Available records:
■ ■ ■ ■ ■ ■ ■

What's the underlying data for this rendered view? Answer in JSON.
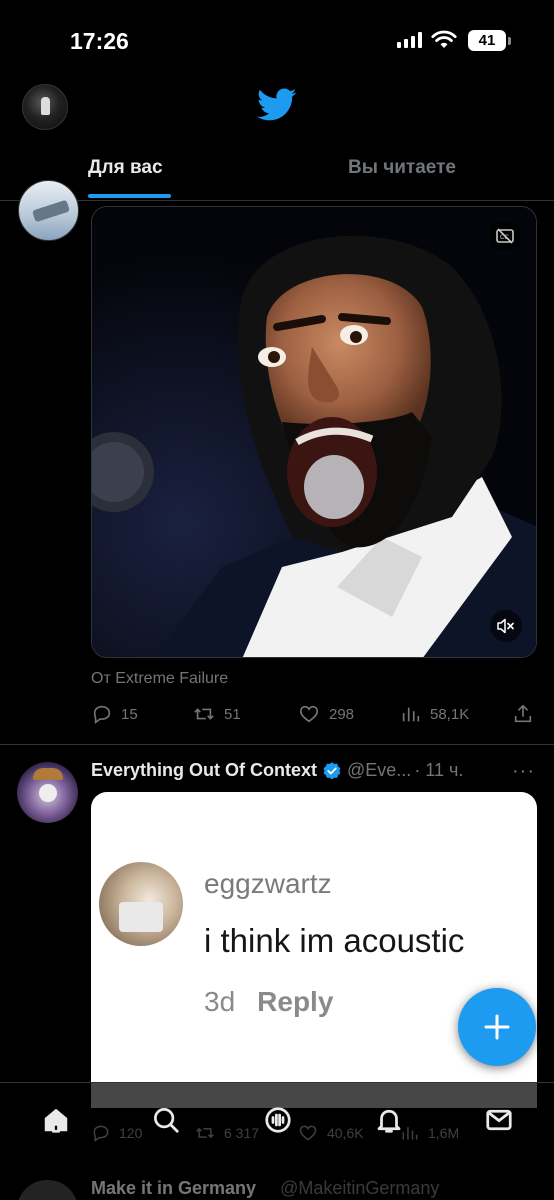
{
  "status_bar": {
    "time": "17:26",
    "battery": "41"
  },
  "header": {
    "logo": "twitter-bird-icon",
    "accent": "#1d9bf0"
  },
  "tabs": [
    {
      "label": "Для вас",
      "active": true
    },
    {
      "label": "Вы читаете",
      "active": false
    }
  ],
  "tweet1": {
    "source": "От Extreme Failure",
    "media_icons": [
      "closed-captions-icon",
      "muted-speaker-icon"
    ],
    "stats": {
      "replies": "15",
      "retweets": "51",
      "likes": "298",
      "views": "58,1K"
    }
  },
  "tweet2": {
    "name": "Everything Out Of Context",
    "handle": "@Eve...",
    "time": "· 11 ч.",
    "verified": true,
    "card": {
      "username": "eggzwartz",
      "comment": "i think im acoustic",
      "age": "3d",
      "reply_label": "Reply"
    },
    "stats": {
      "replies": "120",
      "retweets": "6 317",
      "likes": "40,6K",
      "views": "1,6M"
    }
  },
  "next_tweet": {
    "name": "Make it in Germany",
    "handle": "@MakeitinGermany"
  },
  "fab": {
    "icon": "plus-icon"
  },
  "bottom_nav": [
    {
      "name": "home-icon",
      "active": true
    },
    {
      "name": "search-icon"
    },
    {
      "name": "spaces-icon"
    },
    {
      "name": "notifications-icon"
    },
    {
      "name": "messages-icon"
    }
  ]
}
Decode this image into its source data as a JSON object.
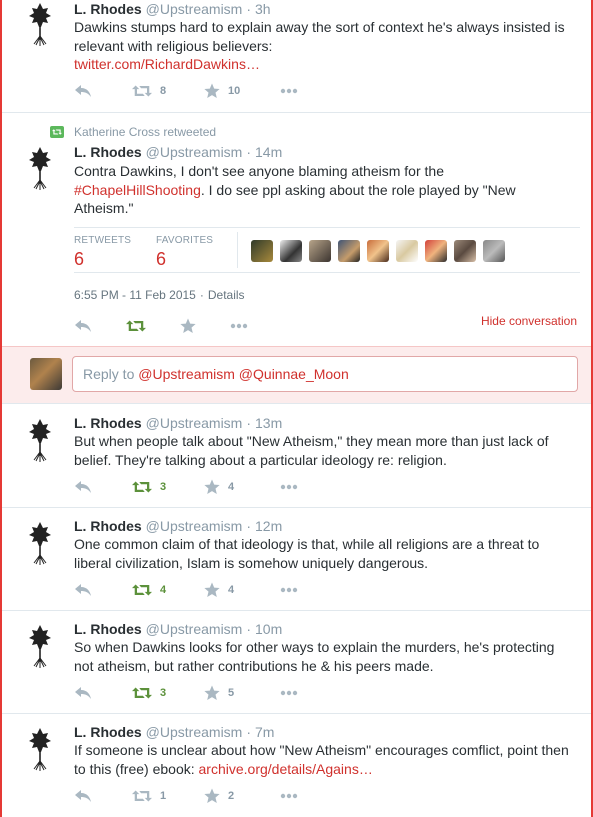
{
  "colors": {
    "accent": "#d0312d",
    "retweet_green": "#5c913b",
    "muted": "#8899a6",
    "border": "#e53935"
  },
  "tweets_top": [
    {
      "name": "L. Rhodes",
      "handle": "@Upstreamism",
      "time": "3h",
      "text": "Dawkins stumps hard to explain away the sort of context he's always insisted is relevant with religious believers:",
      "link": "twitter.com/RichardDawkins…",
      "retweets": "8",
      "favorites": "10"
    }
  ],
  "focused": {
    "retweeted_by": "Katherine Cross retweeted",
    "name": "L. Rhodes",
    "handle": "@Upstreamism",
    "time": "14m",
    "text_before": "Contra Dawkins, I don't see anyone blaming atheism for the ",
    "hashtag": "#ChapelHillShooting",
    "text_after": ". I do see ppl asking about the role played by \"New Atheism.\"",
    "retweets_label": "RETWEETS",
    "retweets_value": "6",
    "favorites_label": "FAVORITES",
    "favorites_value": "6",
    "timestamp": "6:55 PM - 11 Feb 2015",
    "details": "Details",
    "hide_conversation": "Hide conversation"
  },
  "reply": {
    "prefix": "Reply to ",
    "mentions": "@Upstreamism @Quinnae_Moon"
  },
  "replies": [
    {
      "name": "L. Rhodes",
      "handle": "@Upstreamism",
      "time": "13m",
      "text": "But when people talk about \"New Atheism,\" they mean more than just lack of belief. They're talking about a particular ideology re: religion.",
      "retweets": "3",
      "favorites": "4",
      "rt_green": true
    },
    {
      "name": "L. Rhodes",
      "handle": "@Upstreamism",
      "time": "12m",
      "text": "One common claim of that ideology is that, while all religions are a threat to liberal civilization, Islam is somehow uniquely dangerous.",
      "retweets": "4",
      "favorites": "4",
      "rt_green": true
    },
    {
      "name": "L. Rhodes",
      "handle": "@Upstreamism",
      "time": "10m",
      "text": "So when Dawkins looks for other ways to explain the murders, he's protecting not atheism, but rather contributions he & his peers made.",
      "retweets": "3",
      "favorites": "5",
      "rt_green": true
    },
    {
      "name": "L. Rhodes",
      "handle": "@Upstreamism",
      "time": "7m",
      "text": "If someone is unclear about how \"New Atheism\" encourages comflict, point then to this (free) ebook: ",
      "link": "archive.org/details/Agains…",
      "retweets": "1",
      "favorites": "2",
      "rt_green": false
    }
  ]
}
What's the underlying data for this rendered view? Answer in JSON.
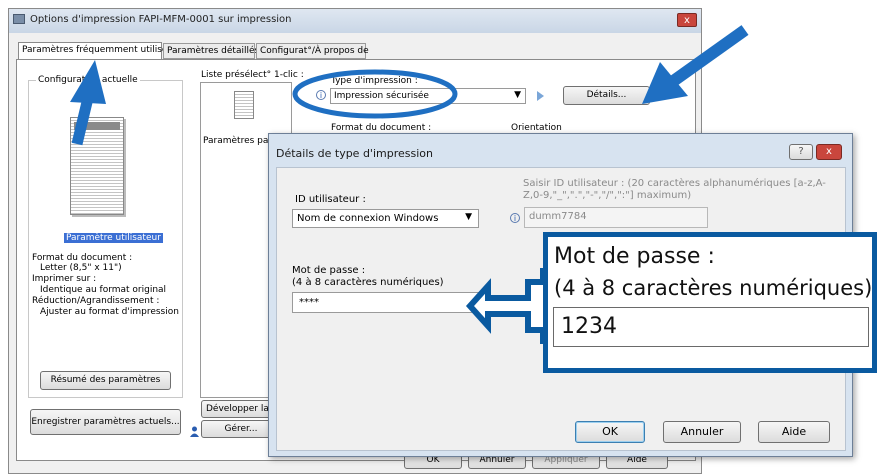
{
  "main_window": {
    "title": "Options d'impression FAPI-MFM-0001 sur impression",
    "close_label": "x",
    "tabs": [
      "Paramètres fréquemment utilisés",
      "Paramètres détaillés",
      "Configurat°/À propos de"
    ],
    "current_config_label": "Configuration actuelle",
    "user_setting_label": "Paramètre utilisateur",
    "config_summary": [
      "Format du document :",
      "Letter (8,5\" x 11\")",
      "Imprimer sur :",
      "Identique au format original",
      "Réduction/Agrandissement :",
      "Ajuster au format d'impression"
    ],
    "summary_button": "Résumé des paramètres",
    "save_settings_button": "Enregistrer paramètres actuels...",
    "preset_list_label": "Liste présélect° 1-clic :",
    "preset_item": "Paramètres par",
    "expand_button": "Développer la li",
    "manage_button": "Gérer...",
    "print_type_label": "Type d'impression :",
    "print_type_value": "Impression sécurisée",
    "details_button": "Détails...",
    "doc_format_label": "Format du document :",
    "orientation_label": "Orientation",
    "bottom_buttons": [
      "OK",
      "Annuler",
      "Appliquer",
      "Aide"
    ]
  },
  "dialog": {
    "title": "Détails de type d'impression",
    "help_label": "?",
    "close_label": "x",
    "user_id_label": "ID utilisateur :",
    "user_id_select": "Nom de connexion Windows",
    "enter_id_hint": "Saisir ID utilisateur : (20 caractères alphanumériques [a-z,A-Z,0-9,\"_\",\".\",\"-\",\"/\",\":\"] maximum)",
    "user_id_value": "dumm7784",
    "password_label_1": "Mot de passe :",
    "password_label_2": "(4 à 8 caractères numériques)",
    "password_value": "****",
    "ok_button": "OK",
    "cancel_button": "Annuler",
    "help_button": "Aide"
  },
  "zoom_callout": {
    "label_1": "Mot de passe :",
    "label_2": "(4 à 8 caractères numériques)",
    "value": "1234"
  },
  "colors": {
    "annotation_blue": "#1f6fc2",
    "callout_border": "#0a5aa0",
    "highlight_blue": "#3b6fd4"
  }
}
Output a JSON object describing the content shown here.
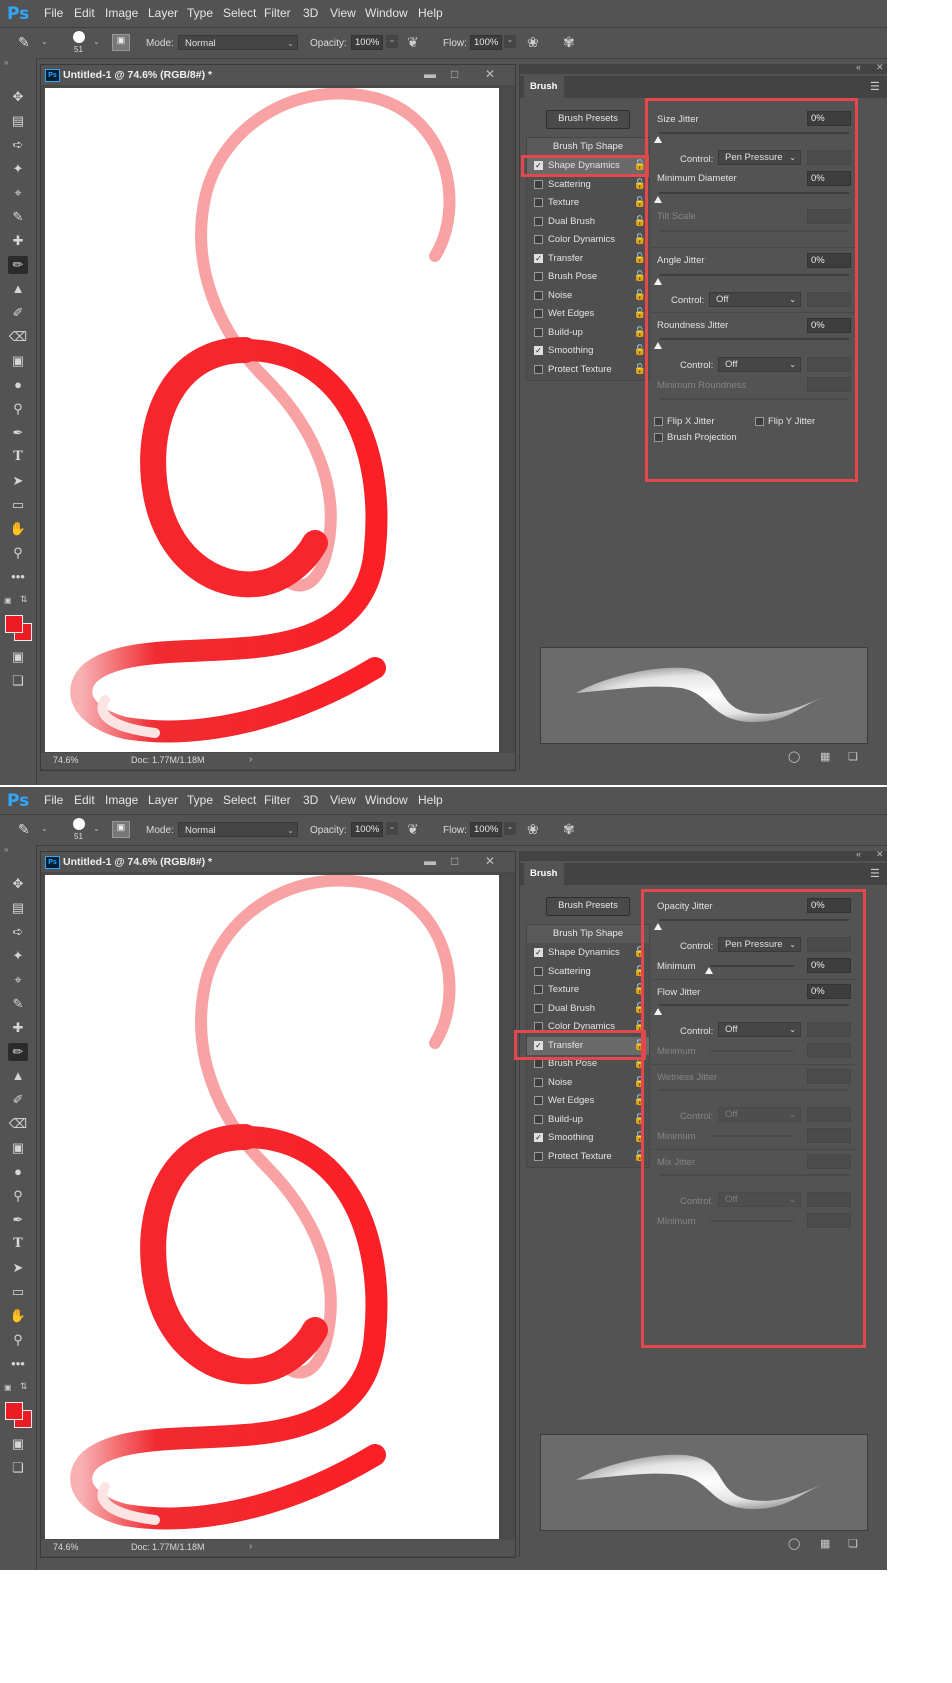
{
  "app": {
    "logo": "Ps",
    "menu": [
      "File",
      "Edit",
      "Image",
      "Layer",
      "Type",
      "Select",
      "Filter",
      "3D",
      "View",
      "Window",
      "Help"
    ],
    "options_bar": {
      "brush_size": "51",
      "mode_label": "Mode:",
      "mode_value": "Normal",
      "opacity_label": "Opacity:",
      "opacity_value": "100%",
      "flow_label": "Flow:",
      "flow_value": "100%"
    },
    "document": {
      "title": "Untitled-1 @ 74.6% (RGB/8#) *",
      "zoom": "74.6%",
      "doc_size": "Doc: 1.77M/1.18M"
    },
    "colors": {
      "foreground": "#ec1c24",
      "background": "#ec1c24",
      "highlight": "#e4474c",
      "accent": "#31a8ff"
    }
  },
  "brush_panel": {
    "tab": "Brush",
    "presets_button": "Brush Presets",
    "tip_shape": "Brush Tip Shape",
    "items": [
      {
        "label": "Shape Dynamics",
        "checked": true
      },
      {
        "label": "Scattering",
        "checked": false
      },
      {
        "label": "Texture",
        "checked": false
      },
      {
        "label": "Dual Brush",
        "checked": false
      },
      {
        "label": "Color Dynamics",
        "checked": false
      },
      {
        "label": "Transfer",
        "checked": true
      },
      {
        "label": "Brush Pose",
        "checked": false
      },
      {
        "label": "Noise",
        "checked": false
      },
      {
        "label": "Wet Edges",
        "checked": false
      },
      {
        "label": "Build-up",
        "checked": false
      },
      {
        "label": "Smoothing",
        "checked": true
      },
      {
        "label": "Protect Texture",
        "checked": false
      }
    ]
  },
  "shape_dynamics": {
    "size_jitter_label": "Size Jitter",
    "size_jitter_value": "0%",
    "control_label": "Control:",
    "control_1": "Pen Pressure",
    "min_diameter_label": "Minimum Diameter",
    "min_diameter_value": "0%",
    "tilt_scale_label": "Tilt Scale",
    "angle_jitter_label": "Angle Jitter",
    "angle_jitter_value": "0%",
    "control_2": "Off",
    "roundness_jitter_label": "Roundness Jitter",
    "roundness_jitter_value": "0%",
    "control_3": "Off",
    "min_roundness_label": "Minimum Roundness",
    "flip_x_label": "Flip X Jitter",
    "flip_y_label": "Flip Y Jitter",
    "projection_label": "Brush Projection"
  },
  "transfer": {
    "opacity_jitter_label": "Opacity Jitter",
    "opacity_jitter_value": "0%",
    "control_label": "Control:",
    "control_1": "Pen Pressure",
    "minimum_label": "Minimum",
    "minimum_value": "0%",
    "flow_jitter_label": "Flow Jitter",
    "flow_jitter_value": "0%",
    "control_2": "Off",
    "wetness_jitter_label": "Wetness Jitter",
    "control_3": "Off",
    "mix_jitter_label": "Mix Jitter",
    "control_4": "Off"
  }
}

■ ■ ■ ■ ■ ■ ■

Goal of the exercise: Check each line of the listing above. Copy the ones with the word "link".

Solution:
      "link": "twitter.com/RichardDawkins…",
      "link": "archive.org/details/Agains…",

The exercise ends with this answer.